I think it is a great activist approach to promoting healthy behaviors in a playful way. I’m also thrilled to see that there is a huge demand for this playful kind of sign creation and development, and Tomasulo has been able to turn it into a business.
The signs, the brainchild of then-graduate student Matt Tomasulo, were meant to help people think differently about distances in the city, and to encourage them to get out of their cars and explore the place under their own power.When it debuted in 2012, the project drew international notice and received lots of favorable press coverage, including here on CityLab. It also got the attention of Raleigh’s city government, which eventually took the signs down for violating local ordinances. But the city’s planning director was a fan of the concept behind Tomasulo’s action, and soon they reached a compromise. The signs went back up, with the blessing of the city, as a pilot education project.

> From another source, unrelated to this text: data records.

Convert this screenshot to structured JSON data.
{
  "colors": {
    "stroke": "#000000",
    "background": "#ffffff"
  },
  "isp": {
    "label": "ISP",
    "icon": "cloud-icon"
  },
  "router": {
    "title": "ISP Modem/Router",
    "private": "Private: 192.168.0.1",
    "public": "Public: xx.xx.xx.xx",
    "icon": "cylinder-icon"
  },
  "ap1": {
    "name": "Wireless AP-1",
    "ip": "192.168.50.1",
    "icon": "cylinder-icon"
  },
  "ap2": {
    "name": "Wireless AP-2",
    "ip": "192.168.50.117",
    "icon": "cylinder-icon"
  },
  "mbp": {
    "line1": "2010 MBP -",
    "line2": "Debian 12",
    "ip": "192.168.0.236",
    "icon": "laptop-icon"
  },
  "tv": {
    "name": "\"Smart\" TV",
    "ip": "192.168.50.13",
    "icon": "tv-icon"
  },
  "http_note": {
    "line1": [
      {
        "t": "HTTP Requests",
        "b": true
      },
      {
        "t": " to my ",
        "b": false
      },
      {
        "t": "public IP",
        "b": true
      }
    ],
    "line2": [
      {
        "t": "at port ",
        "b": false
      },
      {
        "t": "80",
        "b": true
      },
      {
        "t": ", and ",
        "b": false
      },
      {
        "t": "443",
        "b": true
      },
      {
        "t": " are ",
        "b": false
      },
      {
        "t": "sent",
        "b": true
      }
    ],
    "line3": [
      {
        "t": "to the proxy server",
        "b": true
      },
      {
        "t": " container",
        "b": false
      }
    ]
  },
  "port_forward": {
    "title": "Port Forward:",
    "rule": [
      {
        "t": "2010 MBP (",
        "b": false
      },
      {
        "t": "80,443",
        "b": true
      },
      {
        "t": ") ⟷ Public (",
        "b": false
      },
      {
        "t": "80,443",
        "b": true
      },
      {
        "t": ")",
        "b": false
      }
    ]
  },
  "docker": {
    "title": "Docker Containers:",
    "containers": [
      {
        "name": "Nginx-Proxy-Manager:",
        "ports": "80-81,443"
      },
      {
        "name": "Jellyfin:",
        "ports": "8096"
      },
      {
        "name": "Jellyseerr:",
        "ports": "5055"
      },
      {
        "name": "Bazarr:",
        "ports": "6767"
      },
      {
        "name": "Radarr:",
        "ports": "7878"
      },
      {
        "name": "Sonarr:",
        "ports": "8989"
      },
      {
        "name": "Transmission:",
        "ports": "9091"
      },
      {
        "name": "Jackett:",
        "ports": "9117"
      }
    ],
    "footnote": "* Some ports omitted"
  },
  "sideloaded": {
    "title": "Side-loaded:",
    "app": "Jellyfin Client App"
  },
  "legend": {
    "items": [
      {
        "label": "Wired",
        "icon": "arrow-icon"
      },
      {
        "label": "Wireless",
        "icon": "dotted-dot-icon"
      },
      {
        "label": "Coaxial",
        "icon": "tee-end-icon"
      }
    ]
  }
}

I think this kind of placemaking and wayfinding is great, as it promotes the landmarks in a city and promotes walking. I think it would be a great opportunity for actual cities to order these, even for temporary things like festivals or during a longer tourist season.